The civil service admission list was revealed the next day. I was on it.
But what really happened in Yancheng? The question has lingered in my mind in the eight years since my interview. From the perspective of the civil service, the policies I proposed were correct, otherwise I wouldn’t have been offered the job. But I don’t fully believe the official news, or the local government’s statement, just as I don’t fully believe my own answer. Was the rumour that made families flee at 2 a.m. really just a rumour? Did the government really inspect the factories and industrial parks as they claimed? Nothing about that had appeared in the media. All the reporting was identical.
I looked into the background of the Yancheng industrial park. It had a bad record: two months before the incident there had been a chlorine leak, which poisoned more than thirty people. Three years earlier an explosion had killed eight people and injured many more. A village of four hundred people stood next to the site, separated by a road. The nearest chemical plant was only 250 metres away from the houses. According to government statements after the incident, local police had detained two suspects accused of ‘fabricating and deliberately spreading false news’. The family of the people who died in the traffic accident was compensated.
Then, on 21 March last year, an explosion shook Yancheng’s industrial park. Images of giant spiralling flames and a dark grey mushroom cloud quickly spread on local news and social media. Only a few casualties were reported at first, but the number gradually increased throughout the day. Four days later, the official figure gave 78 dead and 566 wounded.
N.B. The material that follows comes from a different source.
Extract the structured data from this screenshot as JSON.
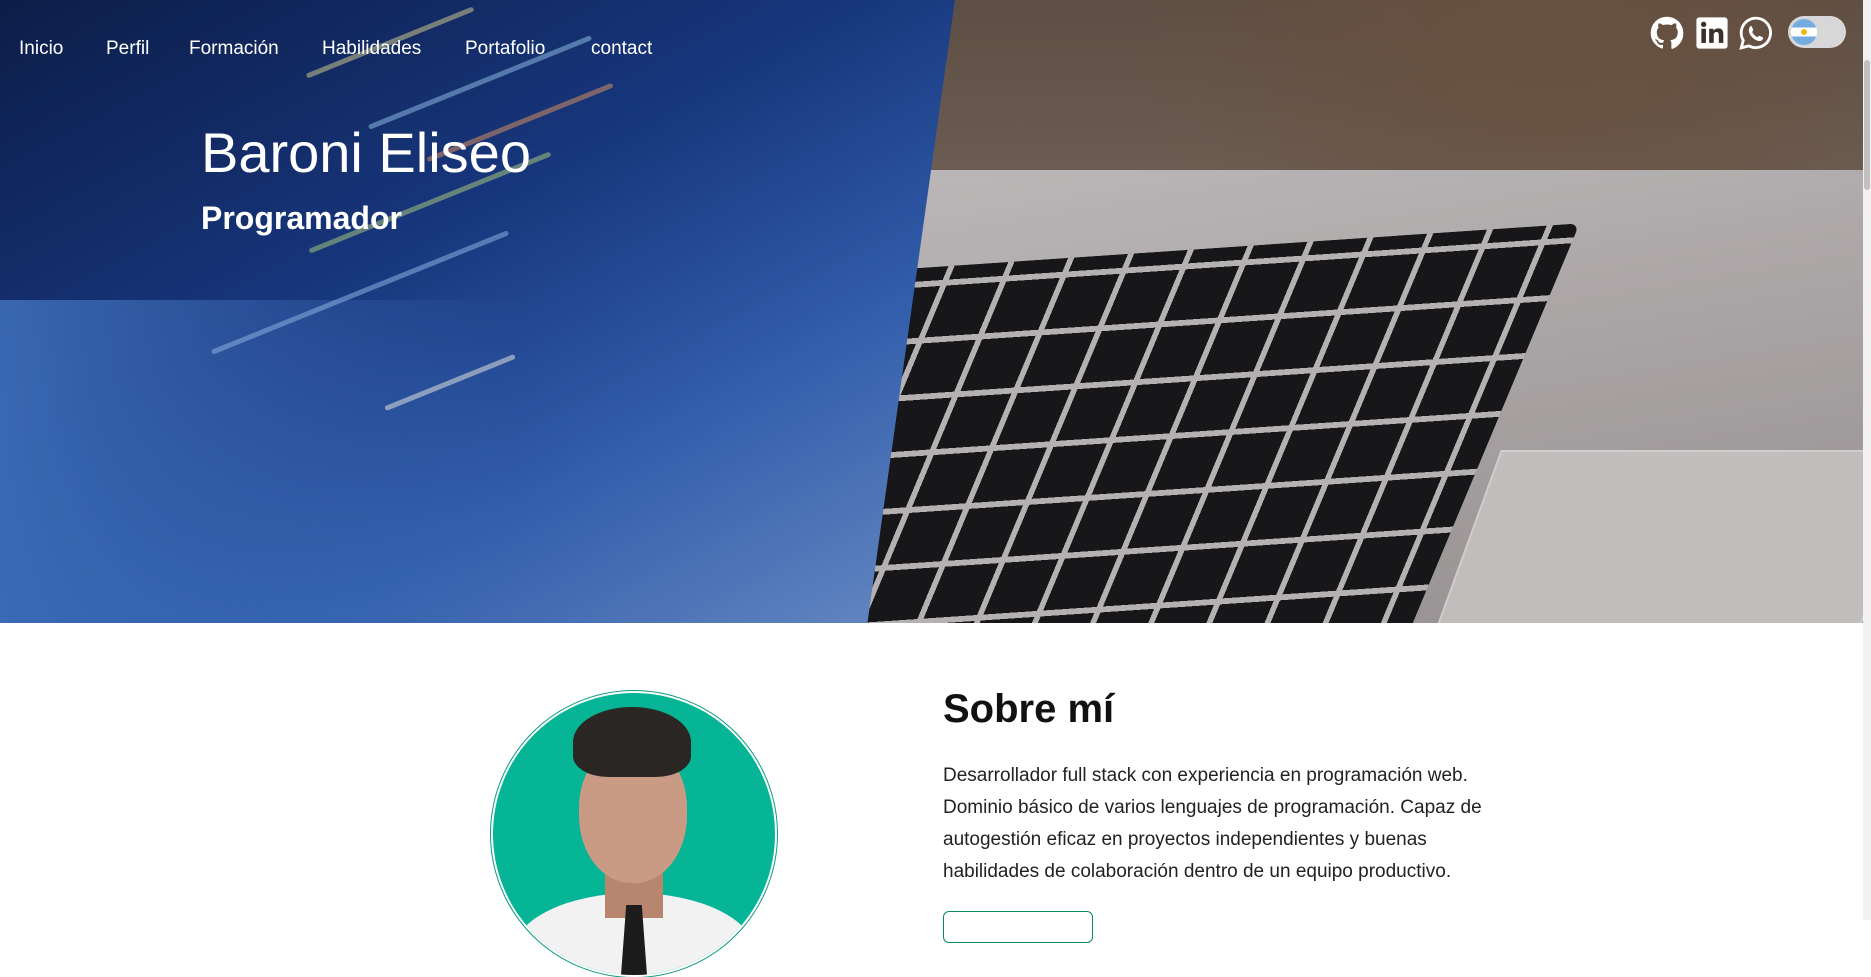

A large proportion of the wounded were people who lived in the vicinity of the factory. The explosion damaged doors and windows at ten schools. At a nursery a kilometre from the explosion site and at a primary school almost three kilometres away, children were injured by broken glass as their classroom windows imploded.
The number of casualties meant the accident received national attention. Even the Central Committee and the State Council got involved. Xi Jinping and Premier Li Keqiang gave speeches. Two days after the explosion, the State Council established the Serious Explosion Accident Investigation Team, led by the minister of the newly established Department of Emergency Management, whose mission is to guide ‘ministries in all regions responding to emergencies’. Relevant parties rushed to the scene. The official response was completely in line with the views that I had expressed during my interview. The government’s priority was to show how active and responsive it was. They spoke the official language. But what was the real number of casualties? Why were those industrial parks still running after years of poor safety?
News about the explosion soon died down. It was said that the public security bureau took measures against those who ran the industrial park. Later on, the park was closed. Whether the closure is temporary or permanent isn’t clear. In my mind I can see the hundreds of civil servants in related departments who worked hard to manage the crisis. They did it skilfully and to the appropriate standards. I think those on the front line must have sympathised with the people affected by the disaster, and considered themselves lucky not to live near hazardous industrial parks. I believe they must have done as well as I did in the civil service examination. It is unfortunate that the accident they dealt with wasn’t just a ‘rumour’.